Pull every line with "Reported" from the data below and copy it.

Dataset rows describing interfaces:

----------

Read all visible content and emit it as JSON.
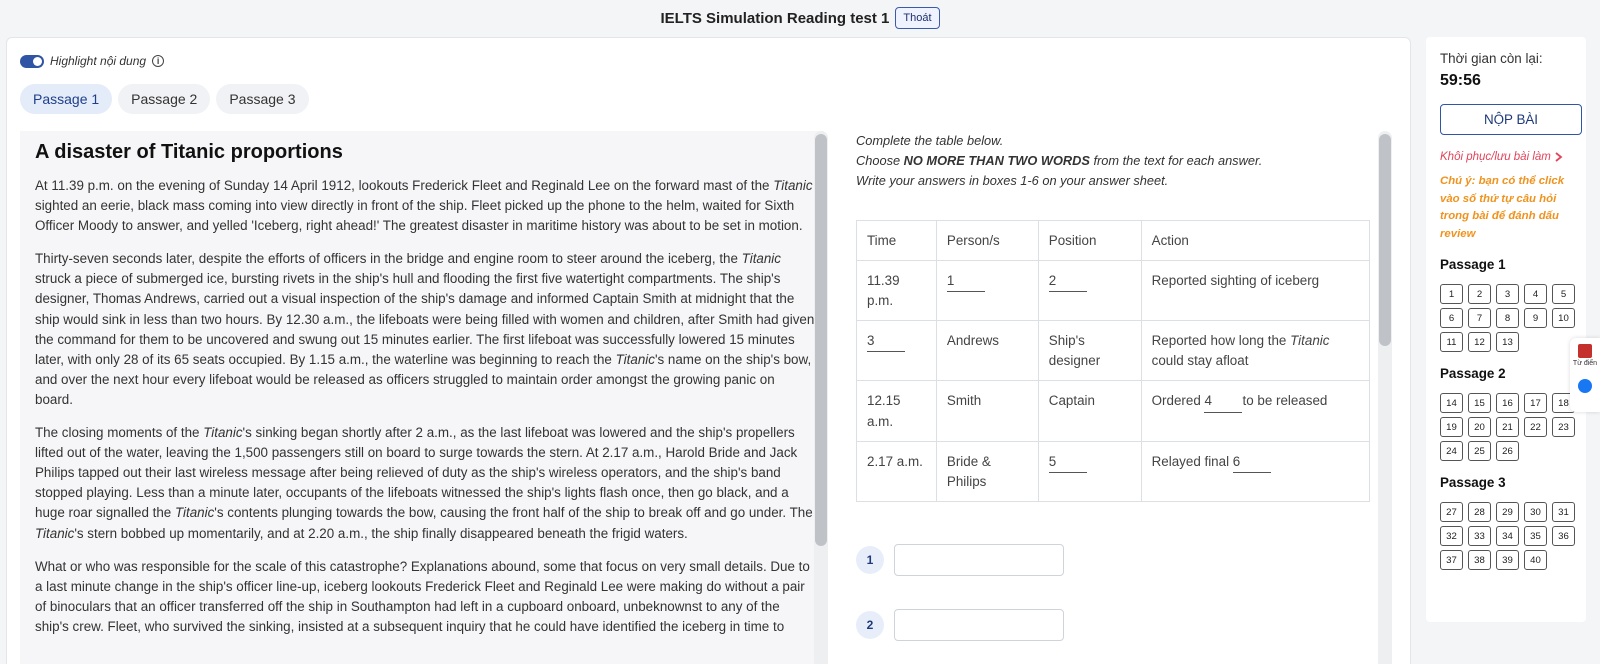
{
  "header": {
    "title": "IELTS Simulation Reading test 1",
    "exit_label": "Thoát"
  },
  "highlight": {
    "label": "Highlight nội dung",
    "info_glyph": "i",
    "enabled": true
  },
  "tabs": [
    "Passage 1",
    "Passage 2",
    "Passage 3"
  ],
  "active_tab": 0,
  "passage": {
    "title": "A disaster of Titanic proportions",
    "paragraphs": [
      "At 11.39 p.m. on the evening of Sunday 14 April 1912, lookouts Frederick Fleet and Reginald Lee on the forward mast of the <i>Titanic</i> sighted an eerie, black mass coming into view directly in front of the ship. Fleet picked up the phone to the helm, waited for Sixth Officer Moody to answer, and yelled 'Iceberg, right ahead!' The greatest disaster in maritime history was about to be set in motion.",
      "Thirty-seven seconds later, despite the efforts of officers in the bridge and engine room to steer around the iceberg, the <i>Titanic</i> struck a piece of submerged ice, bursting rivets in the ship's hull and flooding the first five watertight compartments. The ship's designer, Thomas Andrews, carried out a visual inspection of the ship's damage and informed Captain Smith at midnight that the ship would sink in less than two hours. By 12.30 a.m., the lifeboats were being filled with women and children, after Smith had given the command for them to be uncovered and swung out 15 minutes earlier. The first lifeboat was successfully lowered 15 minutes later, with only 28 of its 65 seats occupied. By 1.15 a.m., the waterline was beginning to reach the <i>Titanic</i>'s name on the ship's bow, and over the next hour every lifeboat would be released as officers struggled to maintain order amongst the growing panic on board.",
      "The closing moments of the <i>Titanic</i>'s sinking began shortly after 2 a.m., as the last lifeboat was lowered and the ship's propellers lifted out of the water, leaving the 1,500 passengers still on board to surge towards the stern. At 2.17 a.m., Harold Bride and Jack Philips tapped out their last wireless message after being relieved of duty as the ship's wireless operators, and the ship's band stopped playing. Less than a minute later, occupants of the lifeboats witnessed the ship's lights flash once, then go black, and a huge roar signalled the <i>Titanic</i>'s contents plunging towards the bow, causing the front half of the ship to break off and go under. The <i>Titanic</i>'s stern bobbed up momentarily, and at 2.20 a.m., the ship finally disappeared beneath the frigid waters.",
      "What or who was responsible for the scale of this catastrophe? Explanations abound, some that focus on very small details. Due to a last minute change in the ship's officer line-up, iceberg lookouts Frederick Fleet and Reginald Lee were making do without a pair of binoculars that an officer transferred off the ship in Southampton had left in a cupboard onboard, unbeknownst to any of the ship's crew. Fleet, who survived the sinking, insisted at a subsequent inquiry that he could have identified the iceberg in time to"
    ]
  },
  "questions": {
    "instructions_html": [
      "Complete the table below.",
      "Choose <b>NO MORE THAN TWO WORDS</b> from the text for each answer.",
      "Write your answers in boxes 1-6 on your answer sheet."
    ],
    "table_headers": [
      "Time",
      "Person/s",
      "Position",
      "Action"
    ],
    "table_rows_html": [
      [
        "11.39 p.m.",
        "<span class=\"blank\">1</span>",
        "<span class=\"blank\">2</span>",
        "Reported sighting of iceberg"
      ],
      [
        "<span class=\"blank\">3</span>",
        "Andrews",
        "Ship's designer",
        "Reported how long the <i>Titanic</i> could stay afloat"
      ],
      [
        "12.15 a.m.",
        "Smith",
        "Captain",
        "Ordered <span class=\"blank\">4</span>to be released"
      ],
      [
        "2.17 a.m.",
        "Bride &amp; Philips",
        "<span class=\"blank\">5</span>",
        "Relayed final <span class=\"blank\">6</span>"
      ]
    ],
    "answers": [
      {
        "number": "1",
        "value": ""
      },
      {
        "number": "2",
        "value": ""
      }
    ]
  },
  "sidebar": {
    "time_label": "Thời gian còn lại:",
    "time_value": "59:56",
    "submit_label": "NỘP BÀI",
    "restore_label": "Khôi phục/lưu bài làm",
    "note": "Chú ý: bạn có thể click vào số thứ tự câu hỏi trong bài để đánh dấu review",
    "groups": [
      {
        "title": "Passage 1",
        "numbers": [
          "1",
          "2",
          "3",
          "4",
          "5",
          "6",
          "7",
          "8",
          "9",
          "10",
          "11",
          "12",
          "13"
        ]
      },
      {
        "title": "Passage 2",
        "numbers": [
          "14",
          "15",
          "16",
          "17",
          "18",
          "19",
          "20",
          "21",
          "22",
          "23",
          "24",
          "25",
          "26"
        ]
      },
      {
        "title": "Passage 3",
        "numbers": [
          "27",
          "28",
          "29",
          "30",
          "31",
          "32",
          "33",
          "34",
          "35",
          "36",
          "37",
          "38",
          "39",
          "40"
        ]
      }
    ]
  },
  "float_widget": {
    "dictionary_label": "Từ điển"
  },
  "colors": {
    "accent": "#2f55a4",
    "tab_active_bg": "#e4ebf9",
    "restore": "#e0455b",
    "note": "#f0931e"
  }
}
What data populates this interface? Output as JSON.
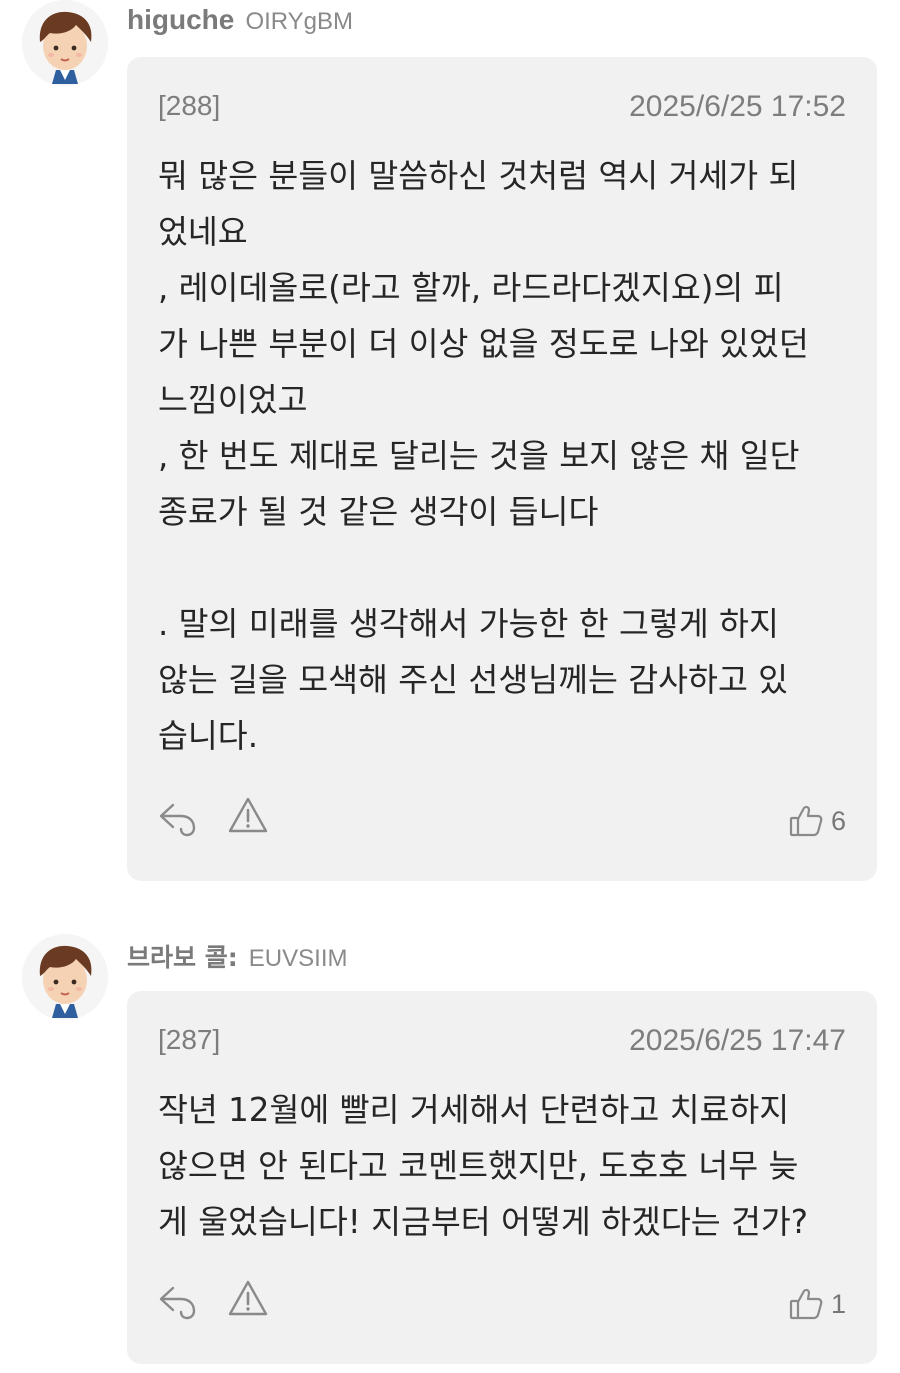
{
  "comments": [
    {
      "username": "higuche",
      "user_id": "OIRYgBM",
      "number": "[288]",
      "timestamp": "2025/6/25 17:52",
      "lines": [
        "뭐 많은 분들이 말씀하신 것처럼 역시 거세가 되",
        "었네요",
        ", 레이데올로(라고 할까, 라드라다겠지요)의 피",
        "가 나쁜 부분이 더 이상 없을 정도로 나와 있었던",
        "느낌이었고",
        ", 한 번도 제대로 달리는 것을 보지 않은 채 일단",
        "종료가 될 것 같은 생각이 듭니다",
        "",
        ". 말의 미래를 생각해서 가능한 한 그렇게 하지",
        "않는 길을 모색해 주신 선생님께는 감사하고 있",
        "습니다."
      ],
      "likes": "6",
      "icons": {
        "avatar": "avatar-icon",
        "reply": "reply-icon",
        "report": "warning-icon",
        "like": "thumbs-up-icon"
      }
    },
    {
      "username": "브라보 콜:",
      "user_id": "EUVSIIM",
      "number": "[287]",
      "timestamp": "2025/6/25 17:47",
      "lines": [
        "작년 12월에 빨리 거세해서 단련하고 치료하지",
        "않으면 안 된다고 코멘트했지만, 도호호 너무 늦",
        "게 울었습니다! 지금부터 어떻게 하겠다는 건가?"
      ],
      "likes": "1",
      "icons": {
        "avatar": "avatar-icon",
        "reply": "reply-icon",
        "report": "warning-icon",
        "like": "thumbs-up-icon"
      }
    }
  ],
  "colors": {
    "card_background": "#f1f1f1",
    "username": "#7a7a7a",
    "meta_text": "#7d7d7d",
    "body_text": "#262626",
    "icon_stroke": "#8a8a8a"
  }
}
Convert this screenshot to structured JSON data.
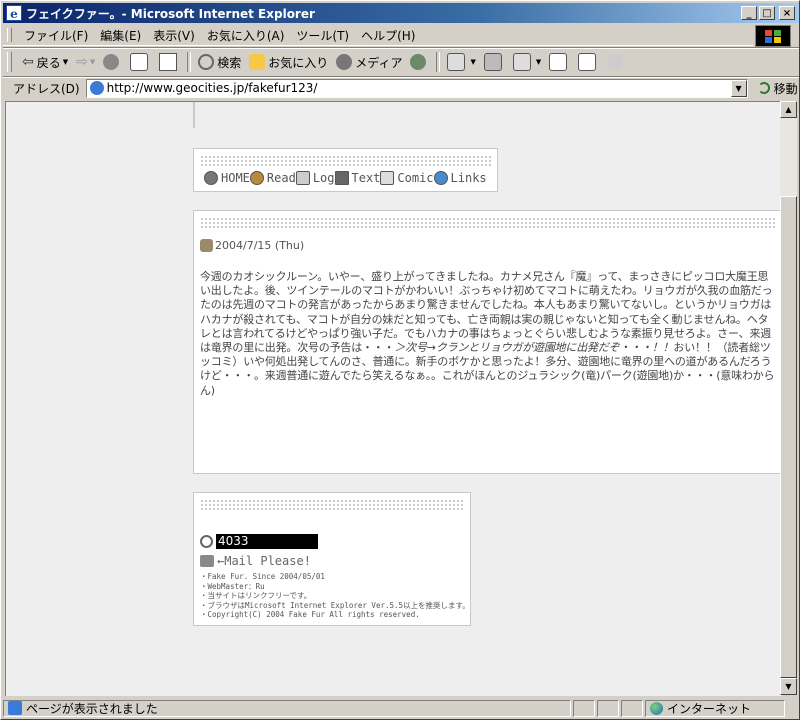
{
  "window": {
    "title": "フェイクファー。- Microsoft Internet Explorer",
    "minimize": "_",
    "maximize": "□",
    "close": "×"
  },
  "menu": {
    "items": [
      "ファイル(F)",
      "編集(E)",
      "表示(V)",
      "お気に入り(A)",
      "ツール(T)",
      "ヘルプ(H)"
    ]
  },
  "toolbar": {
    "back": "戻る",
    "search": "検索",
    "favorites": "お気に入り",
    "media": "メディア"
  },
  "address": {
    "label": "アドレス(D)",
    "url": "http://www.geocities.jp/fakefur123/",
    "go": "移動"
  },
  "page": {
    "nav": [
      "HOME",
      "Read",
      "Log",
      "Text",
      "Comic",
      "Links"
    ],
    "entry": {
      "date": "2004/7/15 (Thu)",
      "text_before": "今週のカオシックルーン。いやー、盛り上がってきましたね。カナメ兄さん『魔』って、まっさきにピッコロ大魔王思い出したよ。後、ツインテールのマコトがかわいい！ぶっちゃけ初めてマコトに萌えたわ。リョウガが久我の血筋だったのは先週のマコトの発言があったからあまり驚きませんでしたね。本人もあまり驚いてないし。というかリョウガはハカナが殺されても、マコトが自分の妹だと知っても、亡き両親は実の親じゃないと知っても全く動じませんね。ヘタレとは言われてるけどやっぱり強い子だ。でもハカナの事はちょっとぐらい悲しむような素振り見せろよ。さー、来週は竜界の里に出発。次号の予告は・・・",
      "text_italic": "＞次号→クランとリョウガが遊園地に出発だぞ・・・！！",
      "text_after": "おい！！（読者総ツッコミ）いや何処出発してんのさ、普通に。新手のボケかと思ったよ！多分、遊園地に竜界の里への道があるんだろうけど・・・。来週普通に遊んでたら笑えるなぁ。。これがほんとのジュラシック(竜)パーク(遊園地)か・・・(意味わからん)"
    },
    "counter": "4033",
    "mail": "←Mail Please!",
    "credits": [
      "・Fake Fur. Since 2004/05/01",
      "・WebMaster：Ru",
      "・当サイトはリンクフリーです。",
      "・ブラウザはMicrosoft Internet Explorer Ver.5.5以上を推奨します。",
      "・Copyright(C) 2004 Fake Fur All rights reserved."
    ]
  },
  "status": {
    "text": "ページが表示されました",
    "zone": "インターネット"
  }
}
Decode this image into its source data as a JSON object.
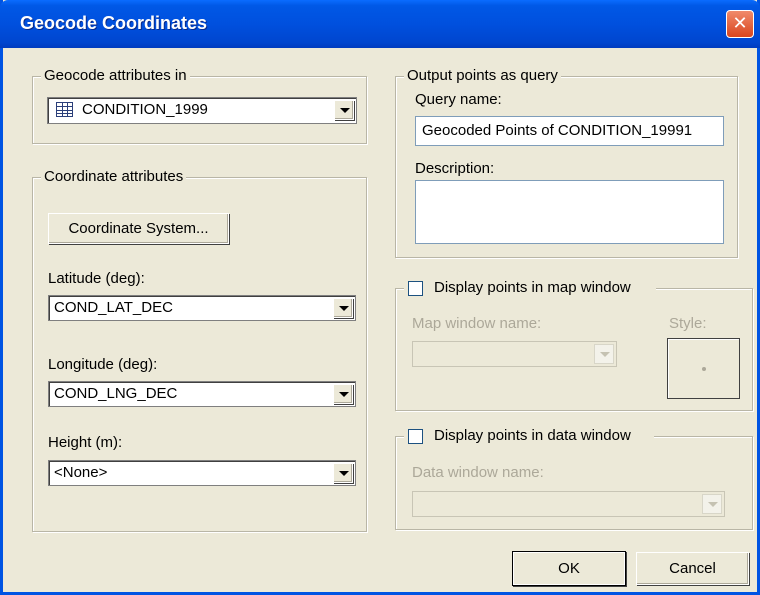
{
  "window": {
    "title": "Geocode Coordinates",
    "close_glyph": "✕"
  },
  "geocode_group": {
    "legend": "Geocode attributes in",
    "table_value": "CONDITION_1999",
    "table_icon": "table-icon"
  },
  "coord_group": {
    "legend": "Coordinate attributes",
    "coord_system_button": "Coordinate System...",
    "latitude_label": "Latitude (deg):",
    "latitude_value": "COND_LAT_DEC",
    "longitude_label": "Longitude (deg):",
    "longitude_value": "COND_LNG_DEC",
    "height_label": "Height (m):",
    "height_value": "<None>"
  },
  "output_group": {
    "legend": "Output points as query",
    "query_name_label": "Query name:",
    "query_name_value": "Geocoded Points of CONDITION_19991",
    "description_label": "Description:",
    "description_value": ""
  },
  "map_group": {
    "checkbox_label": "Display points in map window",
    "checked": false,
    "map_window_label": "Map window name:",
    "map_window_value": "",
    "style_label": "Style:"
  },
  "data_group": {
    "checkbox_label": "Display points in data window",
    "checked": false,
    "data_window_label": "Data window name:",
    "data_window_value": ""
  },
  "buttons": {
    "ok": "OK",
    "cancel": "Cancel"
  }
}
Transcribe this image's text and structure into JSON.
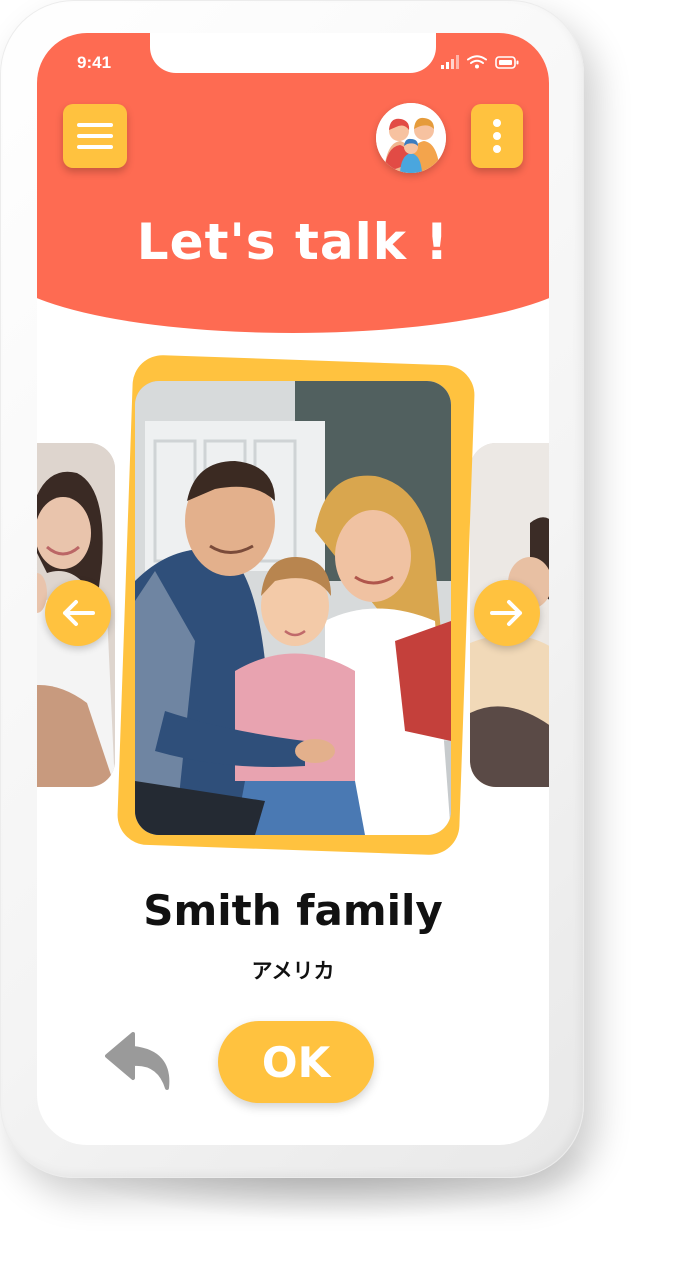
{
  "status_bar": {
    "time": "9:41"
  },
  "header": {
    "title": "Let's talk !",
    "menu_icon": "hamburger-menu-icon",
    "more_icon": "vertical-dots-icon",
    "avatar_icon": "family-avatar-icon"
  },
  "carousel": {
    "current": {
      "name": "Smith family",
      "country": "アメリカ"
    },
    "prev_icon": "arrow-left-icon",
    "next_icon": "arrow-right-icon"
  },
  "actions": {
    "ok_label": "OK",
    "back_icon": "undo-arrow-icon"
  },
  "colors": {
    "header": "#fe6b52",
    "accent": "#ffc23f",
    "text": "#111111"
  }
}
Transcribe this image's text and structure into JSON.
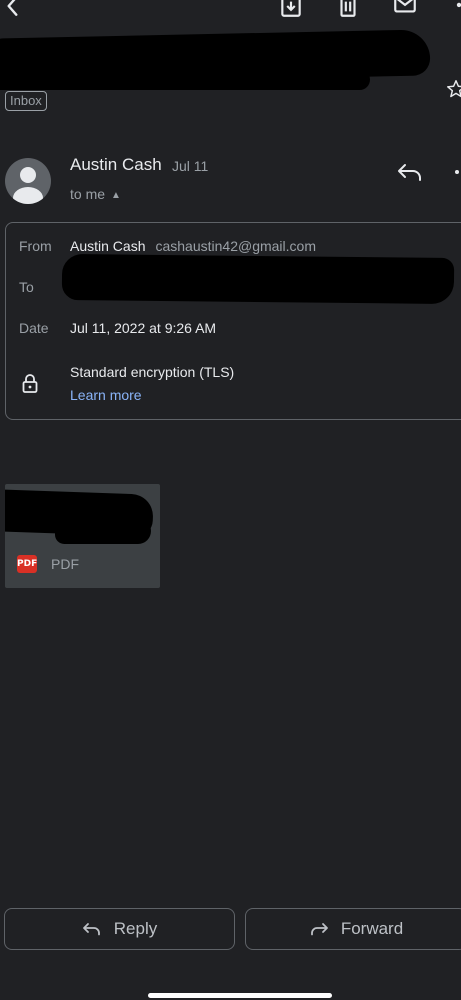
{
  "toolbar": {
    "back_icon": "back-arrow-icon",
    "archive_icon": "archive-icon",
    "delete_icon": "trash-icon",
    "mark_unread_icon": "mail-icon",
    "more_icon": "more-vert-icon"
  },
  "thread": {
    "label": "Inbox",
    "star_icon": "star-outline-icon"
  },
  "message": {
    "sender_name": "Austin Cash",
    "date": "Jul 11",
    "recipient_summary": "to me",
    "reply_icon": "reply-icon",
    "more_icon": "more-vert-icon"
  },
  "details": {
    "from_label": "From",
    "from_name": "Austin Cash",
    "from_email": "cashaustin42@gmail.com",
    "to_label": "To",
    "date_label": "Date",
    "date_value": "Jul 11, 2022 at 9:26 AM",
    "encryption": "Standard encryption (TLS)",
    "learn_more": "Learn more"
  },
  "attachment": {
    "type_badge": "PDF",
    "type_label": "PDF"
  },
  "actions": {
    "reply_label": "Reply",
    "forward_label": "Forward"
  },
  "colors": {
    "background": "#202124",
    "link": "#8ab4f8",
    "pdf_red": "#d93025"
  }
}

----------

The completed task –
        "Reported sighting of iceberg"
        "Reported how long the <i>Titanic</i> could stay afloat"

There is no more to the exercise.